▶ [TO DO] Report each line of the material below where the word "Plan" can be found.

▶ [RECORD EXCERPTS]
......

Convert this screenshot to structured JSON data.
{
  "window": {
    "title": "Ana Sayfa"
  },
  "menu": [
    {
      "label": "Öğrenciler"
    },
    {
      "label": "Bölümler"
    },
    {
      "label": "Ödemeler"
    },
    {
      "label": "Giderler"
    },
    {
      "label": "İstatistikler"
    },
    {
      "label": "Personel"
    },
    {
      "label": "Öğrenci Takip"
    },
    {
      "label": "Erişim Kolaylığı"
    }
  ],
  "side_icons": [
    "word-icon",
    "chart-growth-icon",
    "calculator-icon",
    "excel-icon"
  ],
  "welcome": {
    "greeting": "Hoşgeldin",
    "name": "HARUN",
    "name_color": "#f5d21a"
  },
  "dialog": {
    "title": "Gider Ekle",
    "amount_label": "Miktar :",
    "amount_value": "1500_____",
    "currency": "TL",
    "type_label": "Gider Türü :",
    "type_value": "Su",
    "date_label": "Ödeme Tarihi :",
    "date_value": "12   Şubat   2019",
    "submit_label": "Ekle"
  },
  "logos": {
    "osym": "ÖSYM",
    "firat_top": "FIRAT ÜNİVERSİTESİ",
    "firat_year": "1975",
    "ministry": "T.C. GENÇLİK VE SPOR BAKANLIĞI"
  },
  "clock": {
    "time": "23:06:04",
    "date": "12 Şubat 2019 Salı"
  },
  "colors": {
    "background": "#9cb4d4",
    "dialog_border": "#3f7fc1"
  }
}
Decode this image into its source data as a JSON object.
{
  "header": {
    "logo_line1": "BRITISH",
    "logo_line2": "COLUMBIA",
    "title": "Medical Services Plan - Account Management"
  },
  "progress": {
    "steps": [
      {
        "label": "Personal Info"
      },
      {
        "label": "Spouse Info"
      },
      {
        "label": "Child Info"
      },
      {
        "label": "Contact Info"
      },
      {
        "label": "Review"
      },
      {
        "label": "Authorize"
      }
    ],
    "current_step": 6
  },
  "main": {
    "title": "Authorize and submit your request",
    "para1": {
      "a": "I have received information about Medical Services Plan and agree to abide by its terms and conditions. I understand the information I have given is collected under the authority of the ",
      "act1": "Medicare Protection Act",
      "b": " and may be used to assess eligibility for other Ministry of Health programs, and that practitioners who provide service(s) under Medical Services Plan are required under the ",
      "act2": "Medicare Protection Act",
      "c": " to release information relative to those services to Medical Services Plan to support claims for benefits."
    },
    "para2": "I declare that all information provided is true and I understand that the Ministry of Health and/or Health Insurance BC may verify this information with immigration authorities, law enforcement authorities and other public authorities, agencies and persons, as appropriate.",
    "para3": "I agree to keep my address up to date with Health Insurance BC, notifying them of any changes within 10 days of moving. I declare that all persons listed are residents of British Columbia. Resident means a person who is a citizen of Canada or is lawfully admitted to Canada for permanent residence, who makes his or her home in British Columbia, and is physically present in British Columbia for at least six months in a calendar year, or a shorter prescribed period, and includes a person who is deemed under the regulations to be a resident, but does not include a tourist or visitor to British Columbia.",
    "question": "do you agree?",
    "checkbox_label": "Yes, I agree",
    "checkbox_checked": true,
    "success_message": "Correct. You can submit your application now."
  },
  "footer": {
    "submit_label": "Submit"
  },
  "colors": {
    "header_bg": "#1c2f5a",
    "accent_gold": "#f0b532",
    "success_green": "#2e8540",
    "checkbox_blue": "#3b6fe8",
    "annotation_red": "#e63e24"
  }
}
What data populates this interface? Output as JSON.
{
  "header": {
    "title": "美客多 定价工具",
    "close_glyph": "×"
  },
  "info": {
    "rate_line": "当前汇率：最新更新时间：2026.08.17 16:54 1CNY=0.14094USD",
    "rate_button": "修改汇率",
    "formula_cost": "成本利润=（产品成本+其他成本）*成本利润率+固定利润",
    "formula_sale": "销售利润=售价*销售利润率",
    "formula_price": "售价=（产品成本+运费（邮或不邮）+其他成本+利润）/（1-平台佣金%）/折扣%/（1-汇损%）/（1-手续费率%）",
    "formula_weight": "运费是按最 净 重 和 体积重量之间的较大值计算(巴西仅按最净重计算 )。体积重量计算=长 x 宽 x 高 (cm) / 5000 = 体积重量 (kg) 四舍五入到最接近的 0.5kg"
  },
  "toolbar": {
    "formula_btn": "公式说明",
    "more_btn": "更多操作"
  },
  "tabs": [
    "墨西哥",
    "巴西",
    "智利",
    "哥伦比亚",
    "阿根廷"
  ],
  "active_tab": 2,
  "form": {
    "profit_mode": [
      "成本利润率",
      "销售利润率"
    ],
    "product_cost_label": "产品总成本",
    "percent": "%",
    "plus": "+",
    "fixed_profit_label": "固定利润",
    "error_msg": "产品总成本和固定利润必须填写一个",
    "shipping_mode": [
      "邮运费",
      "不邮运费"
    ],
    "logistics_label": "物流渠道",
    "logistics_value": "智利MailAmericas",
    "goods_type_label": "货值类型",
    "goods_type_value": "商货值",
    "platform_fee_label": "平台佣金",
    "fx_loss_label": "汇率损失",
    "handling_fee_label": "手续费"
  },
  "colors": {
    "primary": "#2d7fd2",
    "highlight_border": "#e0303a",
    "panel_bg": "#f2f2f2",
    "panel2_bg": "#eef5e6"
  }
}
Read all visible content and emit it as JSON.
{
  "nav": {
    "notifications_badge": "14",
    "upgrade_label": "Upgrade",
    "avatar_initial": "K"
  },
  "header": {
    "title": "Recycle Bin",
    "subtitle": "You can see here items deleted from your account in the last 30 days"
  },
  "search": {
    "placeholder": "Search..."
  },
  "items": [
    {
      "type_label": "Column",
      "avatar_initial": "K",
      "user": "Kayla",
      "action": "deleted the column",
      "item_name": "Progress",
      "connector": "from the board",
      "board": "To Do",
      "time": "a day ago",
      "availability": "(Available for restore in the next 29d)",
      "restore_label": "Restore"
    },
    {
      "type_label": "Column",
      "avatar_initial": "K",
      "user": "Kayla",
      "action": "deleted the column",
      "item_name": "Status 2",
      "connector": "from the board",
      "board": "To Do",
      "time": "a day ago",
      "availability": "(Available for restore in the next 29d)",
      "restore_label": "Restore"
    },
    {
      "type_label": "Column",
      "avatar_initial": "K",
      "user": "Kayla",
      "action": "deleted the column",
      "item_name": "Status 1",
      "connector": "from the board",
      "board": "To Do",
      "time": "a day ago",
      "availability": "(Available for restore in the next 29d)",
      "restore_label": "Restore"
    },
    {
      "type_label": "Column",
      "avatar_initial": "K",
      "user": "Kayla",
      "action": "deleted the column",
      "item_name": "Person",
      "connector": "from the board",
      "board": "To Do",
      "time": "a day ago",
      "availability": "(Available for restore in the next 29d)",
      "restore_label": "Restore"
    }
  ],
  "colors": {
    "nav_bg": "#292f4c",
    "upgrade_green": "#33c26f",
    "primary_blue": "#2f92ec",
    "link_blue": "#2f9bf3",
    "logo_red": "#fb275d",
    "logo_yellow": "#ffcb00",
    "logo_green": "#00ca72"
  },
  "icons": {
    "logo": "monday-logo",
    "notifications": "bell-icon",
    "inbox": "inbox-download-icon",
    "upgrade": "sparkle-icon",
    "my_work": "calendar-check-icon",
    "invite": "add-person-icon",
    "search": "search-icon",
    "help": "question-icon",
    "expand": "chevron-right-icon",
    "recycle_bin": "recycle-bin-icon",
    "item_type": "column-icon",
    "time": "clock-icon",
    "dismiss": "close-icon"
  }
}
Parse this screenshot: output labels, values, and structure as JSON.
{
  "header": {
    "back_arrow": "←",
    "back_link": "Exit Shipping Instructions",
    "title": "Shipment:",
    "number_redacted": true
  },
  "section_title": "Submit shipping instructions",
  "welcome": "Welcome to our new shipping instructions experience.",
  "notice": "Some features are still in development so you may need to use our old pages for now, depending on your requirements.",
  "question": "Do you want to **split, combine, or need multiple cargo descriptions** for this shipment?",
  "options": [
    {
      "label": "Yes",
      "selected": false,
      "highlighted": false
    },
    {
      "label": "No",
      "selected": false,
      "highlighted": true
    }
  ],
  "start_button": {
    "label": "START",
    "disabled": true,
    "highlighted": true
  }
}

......

▶ [SOLVED PROBLEM]
    "title": "Medical Services Plan - Account Management"
      "a": "I have received information about Medical Services Plan and agree to abide by its terms and conditions. I understand the information I have given is collected under the authority of the ",
      "b": " and may be used to assess eligibility for other Ministry of Health programs, and that practitioners who provide service(s) under Medical Services Plan are required under the ",
      "c": " to release information relative to those services to Medical Services Plan to support claims for benefits."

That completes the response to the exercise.